Instructions for the task | Repeat each line of the material below without change.

Records supplied |
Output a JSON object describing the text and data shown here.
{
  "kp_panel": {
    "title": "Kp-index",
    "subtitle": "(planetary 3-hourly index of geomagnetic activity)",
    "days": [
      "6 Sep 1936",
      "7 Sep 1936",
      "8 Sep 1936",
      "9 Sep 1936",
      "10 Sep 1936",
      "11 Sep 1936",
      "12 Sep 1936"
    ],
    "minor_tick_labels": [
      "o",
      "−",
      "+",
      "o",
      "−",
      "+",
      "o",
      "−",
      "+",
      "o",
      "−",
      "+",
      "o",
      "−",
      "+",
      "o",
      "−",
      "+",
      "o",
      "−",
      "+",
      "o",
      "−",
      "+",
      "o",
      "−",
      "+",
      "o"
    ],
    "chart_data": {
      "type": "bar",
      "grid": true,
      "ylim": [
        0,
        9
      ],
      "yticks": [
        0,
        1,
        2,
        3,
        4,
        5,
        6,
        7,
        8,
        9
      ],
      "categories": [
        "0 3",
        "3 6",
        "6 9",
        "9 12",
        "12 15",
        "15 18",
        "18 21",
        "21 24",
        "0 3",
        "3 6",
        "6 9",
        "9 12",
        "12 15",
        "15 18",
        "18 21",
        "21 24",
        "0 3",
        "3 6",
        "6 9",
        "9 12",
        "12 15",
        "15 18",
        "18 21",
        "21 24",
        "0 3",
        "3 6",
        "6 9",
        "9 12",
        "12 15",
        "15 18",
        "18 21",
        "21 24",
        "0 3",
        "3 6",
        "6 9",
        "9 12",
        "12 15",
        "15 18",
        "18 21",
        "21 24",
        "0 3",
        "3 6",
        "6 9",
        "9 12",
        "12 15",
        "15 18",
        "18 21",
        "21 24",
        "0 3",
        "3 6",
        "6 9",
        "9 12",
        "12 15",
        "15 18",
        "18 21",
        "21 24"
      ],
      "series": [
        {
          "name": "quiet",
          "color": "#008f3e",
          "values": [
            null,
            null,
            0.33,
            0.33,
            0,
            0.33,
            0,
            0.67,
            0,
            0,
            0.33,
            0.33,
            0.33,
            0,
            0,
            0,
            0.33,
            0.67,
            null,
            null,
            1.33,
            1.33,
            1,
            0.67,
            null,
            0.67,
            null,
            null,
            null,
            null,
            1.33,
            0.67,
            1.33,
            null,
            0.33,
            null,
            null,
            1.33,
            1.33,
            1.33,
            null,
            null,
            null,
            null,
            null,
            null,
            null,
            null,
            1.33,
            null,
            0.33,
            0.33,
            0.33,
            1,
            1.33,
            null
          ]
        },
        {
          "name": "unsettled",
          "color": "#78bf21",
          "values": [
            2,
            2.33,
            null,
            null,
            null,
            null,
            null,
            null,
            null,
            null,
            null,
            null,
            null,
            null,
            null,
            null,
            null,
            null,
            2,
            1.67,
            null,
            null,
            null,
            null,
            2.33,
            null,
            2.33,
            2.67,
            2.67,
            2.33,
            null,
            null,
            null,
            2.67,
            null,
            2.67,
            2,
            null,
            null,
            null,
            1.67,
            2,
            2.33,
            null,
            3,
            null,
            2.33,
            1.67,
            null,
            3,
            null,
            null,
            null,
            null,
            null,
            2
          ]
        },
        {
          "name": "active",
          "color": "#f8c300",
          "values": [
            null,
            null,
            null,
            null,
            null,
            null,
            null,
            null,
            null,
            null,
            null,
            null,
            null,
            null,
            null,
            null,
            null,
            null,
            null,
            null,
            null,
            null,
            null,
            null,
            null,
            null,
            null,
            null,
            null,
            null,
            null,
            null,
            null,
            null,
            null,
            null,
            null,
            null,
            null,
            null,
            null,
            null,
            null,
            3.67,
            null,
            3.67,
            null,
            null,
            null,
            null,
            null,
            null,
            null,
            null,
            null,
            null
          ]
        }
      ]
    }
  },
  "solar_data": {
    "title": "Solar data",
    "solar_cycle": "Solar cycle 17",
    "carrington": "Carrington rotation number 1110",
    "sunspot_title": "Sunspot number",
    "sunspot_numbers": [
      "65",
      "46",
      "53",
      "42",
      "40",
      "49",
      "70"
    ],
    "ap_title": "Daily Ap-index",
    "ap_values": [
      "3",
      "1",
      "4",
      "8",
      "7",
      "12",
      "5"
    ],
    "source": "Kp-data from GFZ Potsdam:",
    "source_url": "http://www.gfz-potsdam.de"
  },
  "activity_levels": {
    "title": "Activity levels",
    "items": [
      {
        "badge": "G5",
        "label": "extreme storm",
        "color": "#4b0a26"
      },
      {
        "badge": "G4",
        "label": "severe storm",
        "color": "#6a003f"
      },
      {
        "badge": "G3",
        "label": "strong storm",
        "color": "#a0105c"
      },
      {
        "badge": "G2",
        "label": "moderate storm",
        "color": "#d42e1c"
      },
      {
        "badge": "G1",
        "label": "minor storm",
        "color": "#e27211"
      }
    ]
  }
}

Worked solution |
Output a JSON object describing the text and data shown here.
{
  "kp_panel": {
    "title": "Kp-index",
    "subtitle": "(planetary 3-hourly index of geomagnetic activity)",
    "days": [
      "6 Sep 1936",
      "7 Sep 1936",
      "8 Sep 1936",
      "9 Sep 1936",
      "10 Sep 1936",
      "11 Sep 1936",
      "12 Sep 1936"
    ],
    "minor_tick_labels": [
      "o",
      "−",
      "+",
      "o",
      "−",
      "+",
      "o",
      "−",
      "+",
      "o",
      "−",
      "+",
      "o",
      "−",
      "+",
      "o",
      "−",
      "+",
      "o",
      "−",
      "+",
      "o",
      "−",
      "+",
      "o",
      "−",
      "+",
      "o"
    ],
    "chart_data": {
      "type": "bar",
      "grid": true,
      "ylim": [
        0,
        9
      ],
      "yticks": [
        0,
        1,
        2,
        3,
        4,
        5,
        6,
        7,
        8,
        9
      ],
      "categories": [
        "0 3",
        "3 6",
        "6 9",
        "9 12",
        "12 15",
        "15 18",
        "18 21",
        "21 24",
        "0 3",
        "3 6",
        "6 9",
        "9 12",
        "12 15",
        "15 18",
        "18 21",
        "21 24",
        "0 3",
        "3 6",
        "6 9",
        "9 12",
        "12 15",
        "15 18",
        "18 21",
        "21 24",
        "0 3",
        "3 6",
        "6 9",
        "9 12",
        "12 15",
        "15 18",
        "18 21",
        "21 24",
        "0 3",
        "3 6",
        "6 9",
        "9 12",
        "12 15",
        "15 18",
        "18 21",
        "21 24",
        "0 3",
        "3 6",
        "6 9",
        "9 12",
        "12 15",
        "15 18",
        "18 21",
        "21 24",
        "0 3",
        "3 6",
        "6 9",
        "9 12",
        "12 15",
        "15 18",
        "18 21",
        "21 24"
      ],
      "series": [
        {
          "name": "quiet",
          "color": "#008f3e",
          "values": [
            null,
            null,
            0.33,
            0.33,
            0,
            0.33,
            0,
            0.67,
            0,
            0,
            0.33,
            0.33,
            0.33,
            0,
            0,
            0,
            0.33,
            0.67,
            null,
            null,
            1.33,
            1.33,
            1,
            0.67,
            null,
            0.67,
            null,
            null,
            null,
            null,
            1.33,
            0.67,
            1.33,
            null,
            0.33,
            null,
            null,
            1.33,
            1.33,
            1.33,
            null,
            null,
            null,
            null,
            null,
            null,
            null,
            null,
            1.33,
            null,
            0.33,
            0.33,
            0.33,
            1,
            1.33,
            null
          ]
        },
        {
          "name": "unsettled",
          "color": "#78bf21",
          "values": [
            2,
            2.33,
            null,
            null,
            null,
            null,
            null,
            null,
            null,
            null,
            null,
            null,
            null,
            null,
            null,
            null,
            null,
            null,
            2,
            1.67,
            null,
            null,
            null,
            null,
            2.33,
            null,
            2.33,
            2.67,
            2.67,
            2.33,
            null,
            null,
            null,
            2.67,
            null,
            2.67,
            2,
            null,
            null,
            null,
            1.67,
            2,
            2.33,
            null,
            3,
            null,
            2.33,
            1.67,
            null,
            3,
            null,
            null,
            null,
            null,
            null,
            2
          ]
        },
        {
          "name": "active",
          "color": "#f8c300",
          "values": [
            null,
            null,
            null,
            null,
            null,
            null,
            null,
            null,
            null,
            null,
            null,
            null,
            null,
            null,
            null,
            null,
            null,
            null,
            null,
            null,
            null,
            null,
            null,
            null,
            null,
            null,
            null,
            null,
            null,
            null,
            null,
            null,
            null,
            null,
            null,
            null,
            null,
            null,
            null,
            null,
            null,
            null,
            null,
            3.67,
            null,
            3.67,
            null,
            null,
            null,
            null,
            null,
            null,
            null,
            null,
            null,
            null
          ]
        }
      ]
    }
  },
  "solar_data": {
    "title": "Solar data",
    "solar_cycle": "Solar cycle 17",
    "carrington": "Carrington rotation number 1110",
    "sunspot_title": "Sunspot number",
    "sunspot_numbers": [
      "65",
      "46",
      "53",
      "42",
      "40",
      "49",
      "70"
    ],
    "ap_title": "Daily Ap-index",
    "ap_values": [
      "3",
      "1",
      "4",
      "8",
      "7",
      "12",
      "5"
    ],
    "source": "Kp-data from GFZ Potsdam:",
    "source_url": "http://www.gfz-potsdam.de"
  },
  "activity_levels": {
    "title": "Activity levels",
    "items": [
      {
        "badge": "G5",
        "label": "extreme storm",
        "color": "#4b0a26"
      },
      {
        "badge": "G4",
        "label": "severe storm",
        "color": "#6a003f"
      },
      {
        "badge": "G3",
        "label": "strong storm",
        "color": "#a0105c"
      },
      {
        "badge": "G2",
        "label": "moderate storm",
        "color": "#d42e1c"
      },
      {
        "badge": "G1",
        "label": "minor storm",
        "color": "#e27211"
      }
    ]
  }
}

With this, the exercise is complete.